I returned to playing cricket in my thirties and at the turn of the millennium, now in my forties, I began opening the batting for my team. Staring out at a drenched square on another rained off game I proudly postulated that when I scored above 30, we won every game. Of course there is little to do when a game is about to be rained off other than stare out at the rain and argue. One of my teammates was quick to counter with "you only score well against the weaker bowling sides". Both facts were absolutely true but our perspectives, the context if you like, made us draw very different conclusions as to how my individual contribution impacted the team result.
Context requires three things.
- The first thing needed by context is something that speaks to the viewer of the information. If I’m receiving it then it has to be relevant to me or mine and it has to be something I can use to support my work or the work of my team. Involving me in the discussions about that information can go a long way to help establish ownership.
- My next thing on the list of requirements for context is the circumstances of viewing the information. The choice of device is certainly relevant but so is the audience and so is what we are trying to show. They should all influence the narrative we offer to accompany that visualisation.
- Finally, there are important parameters for any statistical information e.g. the date range covered and any filters imposed on the data making up the visualisation e.g. what items were included and what items (if any) were excluded.
In summary then, to satisfy context:
- Make it about "me"
- Ensure the device shows the data well
- Show filters and ranges to help with understanding
Applying context reduces the chance of ambiguity and also means that two of our empirical nirvana ducks are aligned: 'Content' and 'Context'. Watch out for my third and final Blog in this series ‘Capability’.
As for the cricketing story, I resolved to prove my teammate wrong. Alas, my analysis showed that teammate was absolutely spot-on. I was a bully of poor bowling. The truth did smart somewhat but the winters practice nets took on a new importance for the following season.
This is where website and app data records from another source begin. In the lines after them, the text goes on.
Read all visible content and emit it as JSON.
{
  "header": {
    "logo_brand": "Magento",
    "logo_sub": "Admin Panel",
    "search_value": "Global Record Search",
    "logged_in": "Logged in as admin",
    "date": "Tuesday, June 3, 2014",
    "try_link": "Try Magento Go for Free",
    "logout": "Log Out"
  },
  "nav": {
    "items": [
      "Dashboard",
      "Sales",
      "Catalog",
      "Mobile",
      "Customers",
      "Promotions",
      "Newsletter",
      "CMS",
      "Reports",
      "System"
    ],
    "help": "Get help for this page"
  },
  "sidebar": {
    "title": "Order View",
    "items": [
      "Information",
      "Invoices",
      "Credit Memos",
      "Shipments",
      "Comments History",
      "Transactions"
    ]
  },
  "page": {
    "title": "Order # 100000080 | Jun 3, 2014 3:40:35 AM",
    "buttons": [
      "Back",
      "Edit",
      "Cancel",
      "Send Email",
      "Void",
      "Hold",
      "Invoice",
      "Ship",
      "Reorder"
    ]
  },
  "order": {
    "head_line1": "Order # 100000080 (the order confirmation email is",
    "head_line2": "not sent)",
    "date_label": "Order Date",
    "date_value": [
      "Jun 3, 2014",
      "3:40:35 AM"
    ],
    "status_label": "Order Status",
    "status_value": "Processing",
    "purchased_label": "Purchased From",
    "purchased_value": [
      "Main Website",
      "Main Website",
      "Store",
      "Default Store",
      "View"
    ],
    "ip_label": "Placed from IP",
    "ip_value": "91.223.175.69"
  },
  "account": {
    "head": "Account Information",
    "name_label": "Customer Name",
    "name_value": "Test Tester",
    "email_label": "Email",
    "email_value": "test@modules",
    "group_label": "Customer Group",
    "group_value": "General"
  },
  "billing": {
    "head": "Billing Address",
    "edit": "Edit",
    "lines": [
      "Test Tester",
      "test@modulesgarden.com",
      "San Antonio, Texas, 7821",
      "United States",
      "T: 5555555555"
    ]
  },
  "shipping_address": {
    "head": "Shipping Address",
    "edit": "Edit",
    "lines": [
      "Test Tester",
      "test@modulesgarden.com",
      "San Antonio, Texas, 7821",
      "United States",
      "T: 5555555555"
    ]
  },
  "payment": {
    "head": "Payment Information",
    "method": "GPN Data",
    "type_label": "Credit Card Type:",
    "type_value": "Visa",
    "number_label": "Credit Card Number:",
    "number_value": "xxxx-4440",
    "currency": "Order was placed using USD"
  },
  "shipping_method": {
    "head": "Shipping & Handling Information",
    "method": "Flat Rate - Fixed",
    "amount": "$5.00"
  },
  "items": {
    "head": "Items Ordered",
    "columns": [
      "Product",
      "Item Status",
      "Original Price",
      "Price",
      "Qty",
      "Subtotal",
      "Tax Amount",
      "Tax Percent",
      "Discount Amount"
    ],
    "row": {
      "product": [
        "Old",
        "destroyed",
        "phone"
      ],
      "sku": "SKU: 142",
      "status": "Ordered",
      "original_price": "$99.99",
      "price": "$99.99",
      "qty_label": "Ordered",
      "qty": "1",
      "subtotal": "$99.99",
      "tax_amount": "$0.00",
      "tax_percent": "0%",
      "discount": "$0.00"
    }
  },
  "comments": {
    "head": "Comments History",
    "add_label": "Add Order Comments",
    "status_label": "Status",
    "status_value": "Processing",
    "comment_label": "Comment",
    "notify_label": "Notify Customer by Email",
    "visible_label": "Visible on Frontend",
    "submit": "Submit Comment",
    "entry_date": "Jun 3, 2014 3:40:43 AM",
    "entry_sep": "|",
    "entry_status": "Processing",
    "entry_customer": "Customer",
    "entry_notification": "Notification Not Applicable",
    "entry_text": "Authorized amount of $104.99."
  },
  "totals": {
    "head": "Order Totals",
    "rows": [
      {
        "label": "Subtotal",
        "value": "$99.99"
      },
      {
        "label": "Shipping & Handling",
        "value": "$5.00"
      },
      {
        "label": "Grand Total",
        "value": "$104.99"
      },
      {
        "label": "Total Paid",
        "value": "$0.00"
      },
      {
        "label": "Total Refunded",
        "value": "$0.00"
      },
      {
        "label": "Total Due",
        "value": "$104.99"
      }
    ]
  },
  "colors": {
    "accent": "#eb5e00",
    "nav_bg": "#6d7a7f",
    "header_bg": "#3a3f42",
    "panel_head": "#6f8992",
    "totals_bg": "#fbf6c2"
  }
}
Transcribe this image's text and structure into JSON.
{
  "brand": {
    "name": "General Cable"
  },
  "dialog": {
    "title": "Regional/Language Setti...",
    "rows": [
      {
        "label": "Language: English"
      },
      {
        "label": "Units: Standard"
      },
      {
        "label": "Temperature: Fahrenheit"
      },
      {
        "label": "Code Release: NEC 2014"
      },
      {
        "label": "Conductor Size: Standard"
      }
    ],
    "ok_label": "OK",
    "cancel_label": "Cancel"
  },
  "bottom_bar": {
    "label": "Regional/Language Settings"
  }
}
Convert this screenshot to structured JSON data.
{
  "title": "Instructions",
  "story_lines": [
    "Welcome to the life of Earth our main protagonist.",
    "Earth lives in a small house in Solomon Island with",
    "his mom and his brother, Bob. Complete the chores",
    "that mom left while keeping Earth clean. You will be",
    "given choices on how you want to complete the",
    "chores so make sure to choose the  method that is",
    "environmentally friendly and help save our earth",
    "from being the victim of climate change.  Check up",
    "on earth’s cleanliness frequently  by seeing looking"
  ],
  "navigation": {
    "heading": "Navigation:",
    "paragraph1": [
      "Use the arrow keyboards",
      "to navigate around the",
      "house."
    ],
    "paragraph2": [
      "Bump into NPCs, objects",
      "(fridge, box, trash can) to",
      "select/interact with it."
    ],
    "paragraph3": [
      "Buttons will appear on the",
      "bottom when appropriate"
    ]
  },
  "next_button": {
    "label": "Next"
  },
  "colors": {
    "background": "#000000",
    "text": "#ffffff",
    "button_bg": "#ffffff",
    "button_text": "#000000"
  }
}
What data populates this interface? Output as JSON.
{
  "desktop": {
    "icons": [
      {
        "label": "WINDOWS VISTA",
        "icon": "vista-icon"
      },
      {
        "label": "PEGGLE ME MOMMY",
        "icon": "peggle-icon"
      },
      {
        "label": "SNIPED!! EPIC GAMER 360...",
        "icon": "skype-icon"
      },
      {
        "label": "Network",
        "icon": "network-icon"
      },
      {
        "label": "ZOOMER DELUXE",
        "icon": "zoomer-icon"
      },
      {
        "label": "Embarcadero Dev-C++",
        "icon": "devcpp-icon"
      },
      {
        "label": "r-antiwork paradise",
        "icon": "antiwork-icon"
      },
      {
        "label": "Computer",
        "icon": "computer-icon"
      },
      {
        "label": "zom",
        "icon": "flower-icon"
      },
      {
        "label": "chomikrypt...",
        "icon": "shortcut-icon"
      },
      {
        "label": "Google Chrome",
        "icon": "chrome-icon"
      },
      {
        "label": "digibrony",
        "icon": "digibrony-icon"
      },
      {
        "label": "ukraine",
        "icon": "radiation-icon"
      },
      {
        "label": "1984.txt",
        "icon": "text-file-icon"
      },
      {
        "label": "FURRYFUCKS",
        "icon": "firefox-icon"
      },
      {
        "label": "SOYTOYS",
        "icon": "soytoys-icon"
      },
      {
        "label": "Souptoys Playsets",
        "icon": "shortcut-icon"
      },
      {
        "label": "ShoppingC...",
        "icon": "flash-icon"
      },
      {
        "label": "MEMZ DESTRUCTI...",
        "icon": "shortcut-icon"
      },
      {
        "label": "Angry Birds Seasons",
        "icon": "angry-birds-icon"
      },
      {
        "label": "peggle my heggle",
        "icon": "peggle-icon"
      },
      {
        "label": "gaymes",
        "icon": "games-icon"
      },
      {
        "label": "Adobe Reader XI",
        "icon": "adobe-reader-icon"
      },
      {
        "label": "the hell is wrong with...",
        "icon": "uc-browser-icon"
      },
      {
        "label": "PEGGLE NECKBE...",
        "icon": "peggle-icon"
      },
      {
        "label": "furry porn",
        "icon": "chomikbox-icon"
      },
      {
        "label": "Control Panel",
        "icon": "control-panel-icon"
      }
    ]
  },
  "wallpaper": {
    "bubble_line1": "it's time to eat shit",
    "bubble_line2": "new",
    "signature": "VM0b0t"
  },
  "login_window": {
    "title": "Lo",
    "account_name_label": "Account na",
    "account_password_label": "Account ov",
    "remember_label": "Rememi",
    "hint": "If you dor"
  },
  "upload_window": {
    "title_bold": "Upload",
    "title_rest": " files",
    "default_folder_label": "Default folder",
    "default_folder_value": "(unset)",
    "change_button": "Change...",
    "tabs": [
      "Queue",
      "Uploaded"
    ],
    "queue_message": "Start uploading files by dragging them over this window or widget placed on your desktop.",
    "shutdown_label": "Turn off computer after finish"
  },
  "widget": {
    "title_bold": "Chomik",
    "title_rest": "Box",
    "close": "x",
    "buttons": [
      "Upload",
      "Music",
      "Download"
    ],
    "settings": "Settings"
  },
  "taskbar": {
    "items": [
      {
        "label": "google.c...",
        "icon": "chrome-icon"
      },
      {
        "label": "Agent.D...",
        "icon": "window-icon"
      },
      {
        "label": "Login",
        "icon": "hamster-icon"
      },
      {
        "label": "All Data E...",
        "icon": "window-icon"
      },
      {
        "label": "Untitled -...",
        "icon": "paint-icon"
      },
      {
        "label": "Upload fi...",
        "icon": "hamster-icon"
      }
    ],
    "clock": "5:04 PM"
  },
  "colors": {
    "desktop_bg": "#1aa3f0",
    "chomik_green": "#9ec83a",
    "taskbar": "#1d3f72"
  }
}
"I do not fear truth. I welcome it. But I wish all of my facts to be in their proper context." (Gordon B. Hinckley).
Amen to that.